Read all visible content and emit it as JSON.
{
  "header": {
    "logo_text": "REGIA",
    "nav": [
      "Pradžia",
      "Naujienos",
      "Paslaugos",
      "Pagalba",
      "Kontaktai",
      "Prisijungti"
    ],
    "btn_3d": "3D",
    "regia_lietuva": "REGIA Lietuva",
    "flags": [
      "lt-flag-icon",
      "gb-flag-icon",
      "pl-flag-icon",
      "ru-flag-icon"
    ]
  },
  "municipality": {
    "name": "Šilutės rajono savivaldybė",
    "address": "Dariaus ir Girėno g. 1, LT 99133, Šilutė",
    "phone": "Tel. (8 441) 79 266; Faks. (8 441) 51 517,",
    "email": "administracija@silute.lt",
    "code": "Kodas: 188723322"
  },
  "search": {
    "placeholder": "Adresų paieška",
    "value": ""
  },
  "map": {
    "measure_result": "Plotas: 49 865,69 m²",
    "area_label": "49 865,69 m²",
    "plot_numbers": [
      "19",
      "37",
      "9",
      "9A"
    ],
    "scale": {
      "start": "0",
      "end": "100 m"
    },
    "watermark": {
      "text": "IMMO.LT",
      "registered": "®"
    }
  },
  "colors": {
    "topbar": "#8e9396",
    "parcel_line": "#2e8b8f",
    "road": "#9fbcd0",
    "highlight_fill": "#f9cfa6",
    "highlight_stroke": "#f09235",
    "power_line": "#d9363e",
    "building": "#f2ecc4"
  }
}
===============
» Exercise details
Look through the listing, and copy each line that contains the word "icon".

» The completed task
      "lt-flag-icon",
      "gb-flag-icon",
      "pl-flag-icon",
      "ru-flag-icon"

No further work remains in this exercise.